Finally, Fuentes challenged the district court's award of fees and costs. She objected to particular line items that Norinder claimed in his motion for fees and costs; and, she said that her financial situation was so dire that she should not be required to pay fees or costs at all. The district court used the lodestar method to calculate attorney's fees and carefully evaluated all of the expenses that Norinder claimed. It reduced the total amount of time billed by Norinder's lawyer and paralegal by 20% and cut the fee charged by the lawyer down to $300 an hour and that charged by the paralegal to $125 an hour. In addition, the court excluded expert witness fees and expenses that were paid to Norinder's psychiatrist because there was not adequate
documentation to support the claimed expenses. Norinder's motion was thus granted in part and denied in part: Norinder asked for $170,000 and the court awarded $150,570. Fuentes said that it should reduce that award by "at least $75,000." Fuentes objects in particular to four line items. The short answer was that the district court evaluated these arguments and made adjustments where appropriate.

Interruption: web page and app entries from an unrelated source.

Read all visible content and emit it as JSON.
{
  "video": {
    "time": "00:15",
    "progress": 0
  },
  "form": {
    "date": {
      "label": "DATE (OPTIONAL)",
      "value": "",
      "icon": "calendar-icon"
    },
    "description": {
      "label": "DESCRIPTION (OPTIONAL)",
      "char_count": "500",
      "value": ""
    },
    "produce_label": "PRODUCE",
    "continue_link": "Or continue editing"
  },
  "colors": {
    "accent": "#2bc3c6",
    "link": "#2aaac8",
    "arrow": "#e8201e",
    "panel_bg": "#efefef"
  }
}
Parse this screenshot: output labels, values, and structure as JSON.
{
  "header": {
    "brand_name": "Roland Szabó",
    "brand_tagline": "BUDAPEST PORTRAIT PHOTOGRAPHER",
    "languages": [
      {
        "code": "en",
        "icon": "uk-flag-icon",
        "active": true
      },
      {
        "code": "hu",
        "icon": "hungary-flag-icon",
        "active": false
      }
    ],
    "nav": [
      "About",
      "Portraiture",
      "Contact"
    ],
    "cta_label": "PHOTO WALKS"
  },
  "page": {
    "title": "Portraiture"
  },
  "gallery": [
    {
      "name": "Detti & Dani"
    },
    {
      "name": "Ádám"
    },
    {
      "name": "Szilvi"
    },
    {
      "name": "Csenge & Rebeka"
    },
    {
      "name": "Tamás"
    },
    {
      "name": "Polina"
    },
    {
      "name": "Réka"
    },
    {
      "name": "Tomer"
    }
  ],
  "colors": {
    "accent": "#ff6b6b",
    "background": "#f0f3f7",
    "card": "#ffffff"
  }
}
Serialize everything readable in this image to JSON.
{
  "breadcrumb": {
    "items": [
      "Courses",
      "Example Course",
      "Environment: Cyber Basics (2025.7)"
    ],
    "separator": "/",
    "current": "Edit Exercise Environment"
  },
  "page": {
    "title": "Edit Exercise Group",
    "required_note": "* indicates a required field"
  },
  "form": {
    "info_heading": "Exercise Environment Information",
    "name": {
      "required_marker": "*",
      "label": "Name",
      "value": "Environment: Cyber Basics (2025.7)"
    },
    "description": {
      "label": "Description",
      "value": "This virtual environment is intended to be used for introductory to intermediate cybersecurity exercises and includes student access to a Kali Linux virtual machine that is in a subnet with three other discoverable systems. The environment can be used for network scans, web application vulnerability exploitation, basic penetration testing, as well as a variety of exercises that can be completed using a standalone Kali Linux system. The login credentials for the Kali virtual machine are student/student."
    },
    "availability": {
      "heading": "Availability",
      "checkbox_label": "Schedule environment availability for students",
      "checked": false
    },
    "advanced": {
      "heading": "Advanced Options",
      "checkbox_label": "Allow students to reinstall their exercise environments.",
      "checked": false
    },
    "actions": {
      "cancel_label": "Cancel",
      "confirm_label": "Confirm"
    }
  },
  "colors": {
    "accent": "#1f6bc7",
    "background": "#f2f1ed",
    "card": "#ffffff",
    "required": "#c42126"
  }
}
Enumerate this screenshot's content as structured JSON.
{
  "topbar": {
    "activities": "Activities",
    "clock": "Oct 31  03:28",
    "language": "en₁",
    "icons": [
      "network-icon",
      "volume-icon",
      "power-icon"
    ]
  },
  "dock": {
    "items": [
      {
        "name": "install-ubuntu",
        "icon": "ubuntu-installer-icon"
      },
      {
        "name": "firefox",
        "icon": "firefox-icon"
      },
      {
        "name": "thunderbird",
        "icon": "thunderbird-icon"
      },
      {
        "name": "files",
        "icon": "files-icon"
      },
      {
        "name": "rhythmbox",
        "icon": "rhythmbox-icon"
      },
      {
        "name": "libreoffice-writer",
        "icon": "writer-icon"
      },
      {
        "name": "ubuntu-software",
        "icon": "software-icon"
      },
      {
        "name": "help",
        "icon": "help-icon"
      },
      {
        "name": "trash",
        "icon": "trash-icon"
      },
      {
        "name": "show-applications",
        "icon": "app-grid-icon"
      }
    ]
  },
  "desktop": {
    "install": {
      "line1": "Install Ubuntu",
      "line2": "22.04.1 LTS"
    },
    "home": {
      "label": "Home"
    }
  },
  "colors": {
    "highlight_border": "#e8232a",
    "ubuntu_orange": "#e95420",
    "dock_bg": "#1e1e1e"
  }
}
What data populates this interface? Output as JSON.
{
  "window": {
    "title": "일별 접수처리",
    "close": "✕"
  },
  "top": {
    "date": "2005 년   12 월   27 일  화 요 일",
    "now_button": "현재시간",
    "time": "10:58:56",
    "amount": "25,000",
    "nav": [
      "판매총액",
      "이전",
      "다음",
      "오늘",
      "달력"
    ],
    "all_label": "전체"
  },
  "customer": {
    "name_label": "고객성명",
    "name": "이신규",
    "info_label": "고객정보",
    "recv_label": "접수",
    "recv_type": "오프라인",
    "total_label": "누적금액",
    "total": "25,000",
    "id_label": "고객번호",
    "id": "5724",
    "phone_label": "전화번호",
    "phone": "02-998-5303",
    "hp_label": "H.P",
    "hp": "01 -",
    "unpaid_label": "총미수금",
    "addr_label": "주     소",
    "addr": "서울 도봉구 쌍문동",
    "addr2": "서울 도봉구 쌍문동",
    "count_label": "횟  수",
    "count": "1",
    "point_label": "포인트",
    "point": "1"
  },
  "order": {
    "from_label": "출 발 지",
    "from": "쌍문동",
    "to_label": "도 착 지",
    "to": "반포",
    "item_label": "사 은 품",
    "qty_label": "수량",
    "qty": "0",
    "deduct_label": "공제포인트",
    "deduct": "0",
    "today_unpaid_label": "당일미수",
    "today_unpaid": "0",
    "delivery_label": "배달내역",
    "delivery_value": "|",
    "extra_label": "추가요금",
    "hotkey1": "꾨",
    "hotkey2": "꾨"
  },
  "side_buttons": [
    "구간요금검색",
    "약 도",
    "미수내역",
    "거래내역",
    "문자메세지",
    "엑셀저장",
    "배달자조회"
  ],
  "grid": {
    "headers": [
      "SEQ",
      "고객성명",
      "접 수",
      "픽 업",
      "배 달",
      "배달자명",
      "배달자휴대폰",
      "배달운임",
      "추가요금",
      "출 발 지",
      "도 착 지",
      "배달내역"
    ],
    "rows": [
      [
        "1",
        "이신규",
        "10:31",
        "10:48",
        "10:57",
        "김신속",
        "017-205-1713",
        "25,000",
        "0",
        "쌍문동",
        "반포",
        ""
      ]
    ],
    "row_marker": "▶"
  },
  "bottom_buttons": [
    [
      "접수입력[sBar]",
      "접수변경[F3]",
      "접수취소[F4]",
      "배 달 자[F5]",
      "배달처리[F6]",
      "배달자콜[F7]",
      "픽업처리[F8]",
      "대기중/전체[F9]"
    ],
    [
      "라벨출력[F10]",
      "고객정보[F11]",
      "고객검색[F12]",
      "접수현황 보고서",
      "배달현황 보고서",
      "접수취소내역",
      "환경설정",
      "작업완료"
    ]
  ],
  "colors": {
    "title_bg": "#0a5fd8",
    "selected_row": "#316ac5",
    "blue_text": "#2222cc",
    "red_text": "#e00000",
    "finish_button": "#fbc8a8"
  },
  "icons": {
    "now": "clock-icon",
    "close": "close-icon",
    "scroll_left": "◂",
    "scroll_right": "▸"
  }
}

Fuentes argued that the fee award was so large that it would make it impossible for her to conduct divorce and custody proceedings in Sweden. At least two courts of appeals have recognized that a fee award in a case under the Convention might be excessive and an abuse of discretion if it prevents the respondent-parent from caring for the child. The district court recognized these cases but decided that, because Fuentes stood to make "in excess of $300,000 a year" following her fellowship, the award of $150,000 would not inflict that sort of harm. Fuentes told the Seventh Circuit that her monthly income was just $3,300, and was consumed almost entirely by expenses and debts. Fuentes herself has said that she would make $300,000 a year. Fuentes had not provided any sort of rebuttal to this claim in this court, and her silence suggested that the fee award was not a substantial problem. With nothing in the record causing it think that the award would have a detrimental impact on JRN, it concluded that the district court acted within its discretion when it awarded costs and fees to Norinder.